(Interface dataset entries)
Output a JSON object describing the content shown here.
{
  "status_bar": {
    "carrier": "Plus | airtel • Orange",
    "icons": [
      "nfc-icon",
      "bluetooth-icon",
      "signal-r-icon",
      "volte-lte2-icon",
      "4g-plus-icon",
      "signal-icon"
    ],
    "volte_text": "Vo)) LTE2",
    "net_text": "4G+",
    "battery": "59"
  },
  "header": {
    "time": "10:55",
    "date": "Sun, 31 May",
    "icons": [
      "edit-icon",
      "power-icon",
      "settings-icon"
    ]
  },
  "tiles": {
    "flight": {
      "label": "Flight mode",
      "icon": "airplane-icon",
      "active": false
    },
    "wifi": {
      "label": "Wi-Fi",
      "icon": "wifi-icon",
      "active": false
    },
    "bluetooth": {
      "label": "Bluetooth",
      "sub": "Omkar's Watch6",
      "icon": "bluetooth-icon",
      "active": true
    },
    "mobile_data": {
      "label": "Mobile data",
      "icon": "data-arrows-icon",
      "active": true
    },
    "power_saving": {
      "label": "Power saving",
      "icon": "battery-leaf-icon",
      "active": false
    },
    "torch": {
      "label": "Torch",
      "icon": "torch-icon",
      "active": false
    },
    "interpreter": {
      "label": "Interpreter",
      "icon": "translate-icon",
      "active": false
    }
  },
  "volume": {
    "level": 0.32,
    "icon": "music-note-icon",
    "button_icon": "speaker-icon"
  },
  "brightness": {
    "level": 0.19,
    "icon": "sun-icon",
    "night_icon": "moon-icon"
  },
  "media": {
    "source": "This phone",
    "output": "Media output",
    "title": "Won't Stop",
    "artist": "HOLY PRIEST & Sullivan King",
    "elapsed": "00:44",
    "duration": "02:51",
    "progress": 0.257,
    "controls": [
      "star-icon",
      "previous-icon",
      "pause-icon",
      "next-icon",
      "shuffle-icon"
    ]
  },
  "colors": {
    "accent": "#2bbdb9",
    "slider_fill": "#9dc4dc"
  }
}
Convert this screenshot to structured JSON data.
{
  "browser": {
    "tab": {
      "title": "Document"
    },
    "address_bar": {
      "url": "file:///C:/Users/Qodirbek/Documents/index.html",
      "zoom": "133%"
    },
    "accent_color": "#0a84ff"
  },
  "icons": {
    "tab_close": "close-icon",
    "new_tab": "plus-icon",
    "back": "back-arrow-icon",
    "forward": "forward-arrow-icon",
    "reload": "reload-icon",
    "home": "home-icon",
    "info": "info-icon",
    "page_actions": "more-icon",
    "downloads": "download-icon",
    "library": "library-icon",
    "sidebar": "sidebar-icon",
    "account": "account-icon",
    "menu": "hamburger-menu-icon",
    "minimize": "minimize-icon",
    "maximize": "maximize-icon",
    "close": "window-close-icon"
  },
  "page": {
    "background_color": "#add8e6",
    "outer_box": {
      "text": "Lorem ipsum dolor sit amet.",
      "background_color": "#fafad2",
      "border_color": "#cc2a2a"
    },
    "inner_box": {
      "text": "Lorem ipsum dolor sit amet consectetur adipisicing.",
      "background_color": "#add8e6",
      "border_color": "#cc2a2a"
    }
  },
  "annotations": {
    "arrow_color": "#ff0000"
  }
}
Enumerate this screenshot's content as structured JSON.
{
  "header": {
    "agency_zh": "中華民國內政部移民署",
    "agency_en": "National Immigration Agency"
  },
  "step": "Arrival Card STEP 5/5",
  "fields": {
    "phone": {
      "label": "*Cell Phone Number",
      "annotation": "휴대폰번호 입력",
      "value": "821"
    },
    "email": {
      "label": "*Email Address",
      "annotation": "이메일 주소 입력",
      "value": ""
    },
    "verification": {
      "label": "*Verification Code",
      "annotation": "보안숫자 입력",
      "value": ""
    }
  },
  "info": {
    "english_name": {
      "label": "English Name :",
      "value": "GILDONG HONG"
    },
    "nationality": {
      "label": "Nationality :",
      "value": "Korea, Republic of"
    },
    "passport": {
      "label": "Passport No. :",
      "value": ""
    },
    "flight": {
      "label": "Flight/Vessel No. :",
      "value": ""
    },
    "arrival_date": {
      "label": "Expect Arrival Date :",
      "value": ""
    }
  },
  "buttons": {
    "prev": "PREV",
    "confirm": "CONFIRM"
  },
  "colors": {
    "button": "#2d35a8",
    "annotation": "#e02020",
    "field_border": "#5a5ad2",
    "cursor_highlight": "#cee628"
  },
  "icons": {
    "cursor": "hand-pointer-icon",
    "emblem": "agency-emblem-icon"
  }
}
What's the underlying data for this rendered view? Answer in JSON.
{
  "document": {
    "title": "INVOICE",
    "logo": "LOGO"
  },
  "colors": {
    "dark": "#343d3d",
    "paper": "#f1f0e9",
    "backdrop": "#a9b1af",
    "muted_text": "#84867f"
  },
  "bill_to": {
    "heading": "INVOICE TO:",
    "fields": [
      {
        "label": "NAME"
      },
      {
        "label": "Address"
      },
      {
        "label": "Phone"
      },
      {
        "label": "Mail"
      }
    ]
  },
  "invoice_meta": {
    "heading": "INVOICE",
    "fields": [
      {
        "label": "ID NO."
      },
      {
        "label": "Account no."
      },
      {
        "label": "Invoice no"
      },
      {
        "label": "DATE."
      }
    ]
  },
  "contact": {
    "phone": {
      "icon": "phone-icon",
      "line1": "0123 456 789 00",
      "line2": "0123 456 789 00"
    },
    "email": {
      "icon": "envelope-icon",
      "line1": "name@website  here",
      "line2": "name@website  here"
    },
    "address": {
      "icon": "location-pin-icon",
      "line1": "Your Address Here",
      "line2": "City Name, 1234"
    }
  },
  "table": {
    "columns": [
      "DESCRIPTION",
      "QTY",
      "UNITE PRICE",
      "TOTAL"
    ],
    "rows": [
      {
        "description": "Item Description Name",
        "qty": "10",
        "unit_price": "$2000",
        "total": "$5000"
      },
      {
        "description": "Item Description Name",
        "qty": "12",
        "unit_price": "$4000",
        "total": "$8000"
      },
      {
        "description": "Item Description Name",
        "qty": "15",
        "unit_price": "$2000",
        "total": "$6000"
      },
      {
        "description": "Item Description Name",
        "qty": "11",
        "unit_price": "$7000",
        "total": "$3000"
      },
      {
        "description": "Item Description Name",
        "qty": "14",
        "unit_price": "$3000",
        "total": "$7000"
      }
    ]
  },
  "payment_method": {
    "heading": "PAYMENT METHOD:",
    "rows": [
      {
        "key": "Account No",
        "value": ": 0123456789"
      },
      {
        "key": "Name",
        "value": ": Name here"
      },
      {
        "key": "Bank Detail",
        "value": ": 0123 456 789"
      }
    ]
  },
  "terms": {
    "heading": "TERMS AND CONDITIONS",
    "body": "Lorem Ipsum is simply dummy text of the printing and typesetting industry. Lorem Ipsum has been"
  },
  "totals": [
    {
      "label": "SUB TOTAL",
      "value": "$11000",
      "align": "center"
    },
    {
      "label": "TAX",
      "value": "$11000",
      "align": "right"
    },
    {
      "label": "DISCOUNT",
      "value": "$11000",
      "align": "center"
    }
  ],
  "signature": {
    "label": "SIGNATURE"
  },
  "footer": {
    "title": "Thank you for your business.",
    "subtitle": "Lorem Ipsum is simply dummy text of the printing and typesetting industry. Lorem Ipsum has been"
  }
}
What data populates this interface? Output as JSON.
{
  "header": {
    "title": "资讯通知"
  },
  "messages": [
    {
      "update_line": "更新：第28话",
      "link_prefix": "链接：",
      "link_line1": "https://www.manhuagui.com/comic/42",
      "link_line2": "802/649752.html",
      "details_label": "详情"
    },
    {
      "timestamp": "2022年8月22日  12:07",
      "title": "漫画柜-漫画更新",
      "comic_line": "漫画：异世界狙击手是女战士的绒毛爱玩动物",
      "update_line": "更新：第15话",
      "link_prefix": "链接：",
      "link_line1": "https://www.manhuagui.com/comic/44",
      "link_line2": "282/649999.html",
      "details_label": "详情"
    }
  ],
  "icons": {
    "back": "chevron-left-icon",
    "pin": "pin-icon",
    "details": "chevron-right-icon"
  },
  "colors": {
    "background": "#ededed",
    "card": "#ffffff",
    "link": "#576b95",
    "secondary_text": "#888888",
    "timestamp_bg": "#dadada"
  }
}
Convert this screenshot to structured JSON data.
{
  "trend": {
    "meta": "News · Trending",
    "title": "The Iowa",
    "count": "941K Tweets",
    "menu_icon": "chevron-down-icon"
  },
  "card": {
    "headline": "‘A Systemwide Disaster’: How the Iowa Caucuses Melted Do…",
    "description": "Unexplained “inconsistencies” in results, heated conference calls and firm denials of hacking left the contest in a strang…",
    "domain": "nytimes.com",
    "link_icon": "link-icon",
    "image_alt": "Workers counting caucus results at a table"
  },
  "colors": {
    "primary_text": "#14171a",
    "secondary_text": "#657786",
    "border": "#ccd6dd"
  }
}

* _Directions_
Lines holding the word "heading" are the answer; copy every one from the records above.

* _Solved exercise_
    "heading": "INVOICE TO:",
    "heading": "INVOICE",
    "heading": "PAYMENT METHOD:",
    "heading": "TERMS AND CONDITIONS",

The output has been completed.